** WHAT IS REQUIRED **
Only lines holding "Jumlah" are wanted; copy each of them from the records below.

** SUPPLIED MATERIAL **
________________

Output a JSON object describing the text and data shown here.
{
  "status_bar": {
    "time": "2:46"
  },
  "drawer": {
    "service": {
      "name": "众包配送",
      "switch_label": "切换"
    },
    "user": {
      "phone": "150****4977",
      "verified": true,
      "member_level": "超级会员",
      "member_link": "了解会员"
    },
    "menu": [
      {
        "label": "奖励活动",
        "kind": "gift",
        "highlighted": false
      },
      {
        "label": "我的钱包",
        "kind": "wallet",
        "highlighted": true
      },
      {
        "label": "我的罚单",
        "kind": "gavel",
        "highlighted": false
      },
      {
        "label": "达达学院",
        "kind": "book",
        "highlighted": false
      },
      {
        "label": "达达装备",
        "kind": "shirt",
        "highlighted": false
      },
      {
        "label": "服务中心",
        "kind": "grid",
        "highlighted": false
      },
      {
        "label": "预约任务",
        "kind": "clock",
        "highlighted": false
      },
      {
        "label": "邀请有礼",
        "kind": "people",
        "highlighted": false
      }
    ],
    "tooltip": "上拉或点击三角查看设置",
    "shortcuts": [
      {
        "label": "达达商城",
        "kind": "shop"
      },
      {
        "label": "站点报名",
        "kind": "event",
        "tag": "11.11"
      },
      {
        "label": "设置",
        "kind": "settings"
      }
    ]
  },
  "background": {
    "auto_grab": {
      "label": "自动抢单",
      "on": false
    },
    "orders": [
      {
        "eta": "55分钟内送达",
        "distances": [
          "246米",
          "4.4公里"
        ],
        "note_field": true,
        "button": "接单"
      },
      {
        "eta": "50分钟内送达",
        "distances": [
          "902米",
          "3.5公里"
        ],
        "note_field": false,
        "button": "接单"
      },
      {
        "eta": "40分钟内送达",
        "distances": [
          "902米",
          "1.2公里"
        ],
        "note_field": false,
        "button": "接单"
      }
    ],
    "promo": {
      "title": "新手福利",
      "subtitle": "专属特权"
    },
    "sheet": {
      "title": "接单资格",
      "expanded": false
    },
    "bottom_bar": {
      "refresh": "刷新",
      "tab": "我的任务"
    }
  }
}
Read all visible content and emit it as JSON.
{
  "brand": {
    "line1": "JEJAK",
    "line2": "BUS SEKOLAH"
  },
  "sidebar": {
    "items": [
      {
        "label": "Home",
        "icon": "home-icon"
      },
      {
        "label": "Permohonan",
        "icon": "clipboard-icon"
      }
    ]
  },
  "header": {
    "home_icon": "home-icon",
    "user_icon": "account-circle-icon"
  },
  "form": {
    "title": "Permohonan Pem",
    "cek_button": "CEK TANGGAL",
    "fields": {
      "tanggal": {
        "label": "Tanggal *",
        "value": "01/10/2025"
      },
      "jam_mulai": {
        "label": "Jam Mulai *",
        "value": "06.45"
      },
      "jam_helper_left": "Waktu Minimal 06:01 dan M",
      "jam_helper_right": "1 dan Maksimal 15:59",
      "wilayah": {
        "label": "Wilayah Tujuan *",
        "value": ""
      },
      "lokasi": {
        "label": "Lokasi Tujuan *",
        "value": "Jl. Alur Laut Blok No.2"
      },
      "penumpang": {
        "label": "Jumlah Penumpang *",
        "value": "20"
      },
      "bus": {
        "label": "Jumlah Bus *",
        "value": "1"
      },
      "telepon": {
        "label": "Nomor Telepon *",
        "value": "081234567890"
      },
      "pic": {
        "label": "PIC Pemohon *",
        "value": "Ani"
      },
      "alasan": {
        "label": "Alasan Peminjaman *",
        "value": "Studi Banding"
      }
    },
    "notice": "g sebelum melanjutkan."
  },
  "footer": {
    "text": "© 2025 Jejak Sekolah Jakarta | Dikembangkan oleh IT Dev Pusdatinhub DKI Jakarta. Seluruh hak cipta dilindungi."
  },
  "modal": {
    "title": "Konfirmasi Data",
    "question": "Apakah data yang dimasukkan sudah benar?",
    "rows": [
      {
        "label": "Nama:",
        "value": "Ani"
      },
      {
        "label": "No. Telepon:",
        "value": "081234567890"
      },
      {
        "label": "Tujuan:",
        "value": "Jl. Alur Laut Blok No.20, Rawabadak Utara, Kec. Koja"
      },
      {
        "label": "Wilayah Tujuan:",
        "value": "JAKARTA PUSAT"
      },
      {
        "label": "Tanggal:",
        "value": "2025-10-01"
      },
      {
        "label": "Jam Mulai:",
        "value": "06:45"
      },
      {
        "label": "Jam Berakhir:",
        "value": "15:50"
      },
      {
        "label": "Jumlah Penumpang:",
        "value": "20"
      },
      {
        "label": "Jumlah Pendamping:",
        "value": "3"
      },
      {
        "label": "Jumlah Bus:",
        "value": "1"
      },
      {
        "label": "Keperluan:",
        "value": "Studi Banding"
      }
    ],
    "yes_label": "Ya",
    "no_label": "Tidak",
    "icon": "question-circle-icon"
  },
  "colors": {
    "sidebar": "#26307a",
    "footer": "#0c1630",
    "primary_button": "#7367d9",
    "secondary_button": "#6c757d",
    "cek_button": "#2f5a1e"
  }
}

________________

** RESPONSE TO THIS TASK **
        "label": "Jumlah Penumpang *",
        "label": "Jumlah Bus *",
        "label": "Jumlah Penumpang:",
        "label": "Jumlah Pendamping:",
        "label": "Jumlah Bus:",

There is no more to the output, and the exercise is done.